- Check the water tank for leaks and damage. 100% of water tanks containing water meant for human consumption must be protective coatings and linings.
- Give the roof a good look-over. It’s easy to miss roof damage because, to be fair, nobody spends much time up there. Make sure your gutters are clear of debris and do a thorough check for damage. Damaged or missing tiles should be fixed or replaced before inspection time.
- Fix any minor plumbing issues. You might be used to your toilet running for a long time, but you can save yourself from inspection issues easily and inexpensively with a trip to the hardware store.
- Also double-check all your doors, cabinets and anything with hinges. Doors should always fit squarely into their frames, locks shouldn’t jam, and doorknobs shouldn’t feel loose when pulled. Most door-related issues are simple fixes requiring only a screwdriver and a minimal amount of know-how, but it’ll make your home seem nicer to buyers and inspectors alike.
- You should also replace any broken light bulbs. A broken bulb might suggest to an inspector that you have electrical issues in your home, a concern that could bring you countless headaches if they follow up on it.
Whatever you do before inspection, it’s most important that you take every precaution you can. A failed inspection can cause a deal to fall through and leave you with the repair costs.
Thoroughness Has a 100% ROI

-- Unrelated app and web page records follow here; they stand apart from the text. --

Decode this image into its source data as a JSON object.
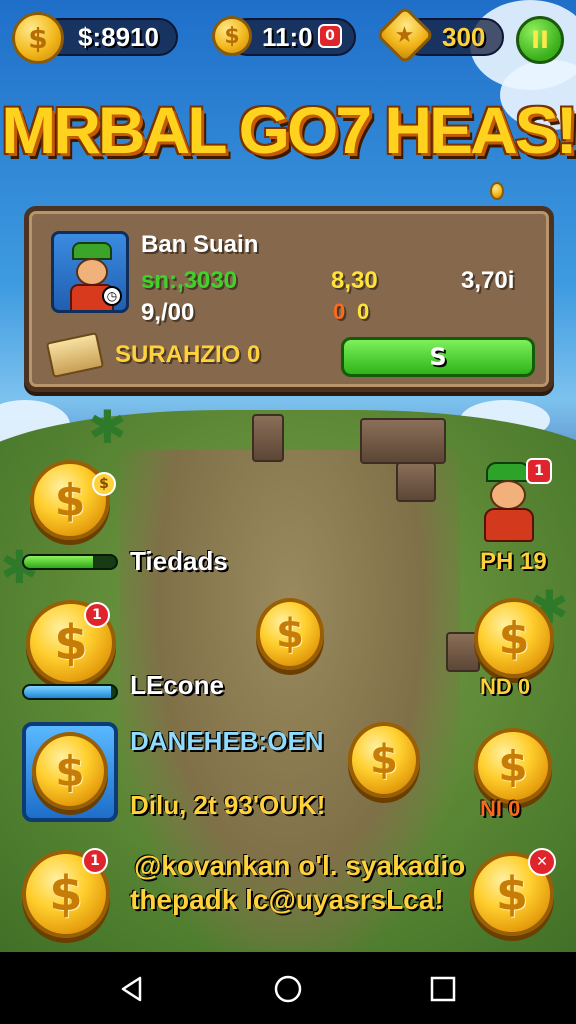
{
  "hud": {
    "money": "$:8910",
    "timer": "11:0",
    "timer_badge": "0",
    "stars": "300",
    "pause_label": "II"
  },
  "title": "MRBAL GO7 HEAS!",
  "panel": {
    "name": "Ban Suain",
    "stat1": "sn:,3030",
    "stat2": "8,30",
    "stat3": "3,70i",
    "stat4": "9,/00",
    "stat5": "0",
    "stat6": "0",
    "resource_label": "SURAHZIO 0",
    "action_button": "S"
  },
  "left_items": {
    "item1_label": "Tiedads",
    "item1_progress": 0.75,
    "item2_label": "LEcone",
    "item2_progress": 0.95,
    "item3_title": "DANEHEB:OEN",
    "item3_sub": "Dilu, 2t 93'OUK!"
  },
  "right_items": {
    "char_label": "PH 19",
    "coin1_label": "ND 0",
    "coin2_label": "NI 0"
  },
  "footer_text": {
    "line1": "@kovankan o'l. syakadio",
    "line2": "thepadk lc@uyasrsLca!"
  },
  "badges": {
    "char_badge": "1",
    "coin_badge": "1",
    "bottom_badge": "1"
  },
  "coin_glyph": "$",
  "colors": {
    "gold": "#ffd23c",
    "green": "#3fd22a",
    "panel": "#86684c"
  }
}
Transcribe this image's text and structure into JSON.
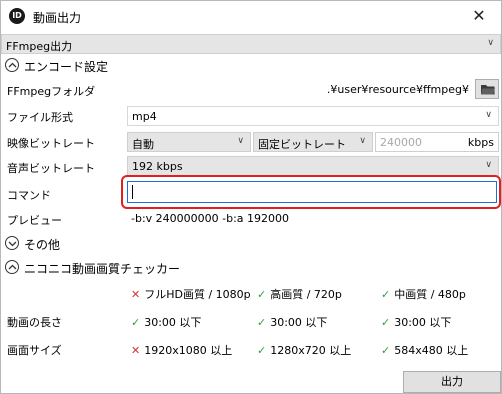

Not every tiny detail will be a make-or-break issue for your home’s ROI, but little issues build up fast and subtract from your savings. Taking the time and effort to make your Denver house look its best costs nothing, and it saves you time and energy down the road. Brand advertisement research suggests that it takes five to seven good impressions for a buyer to remember a good feeling about a product. It only takes one bad impression to ruin that feeling, whether it comes from paint chip or a leaky faucet. It’s your job not to let that happen.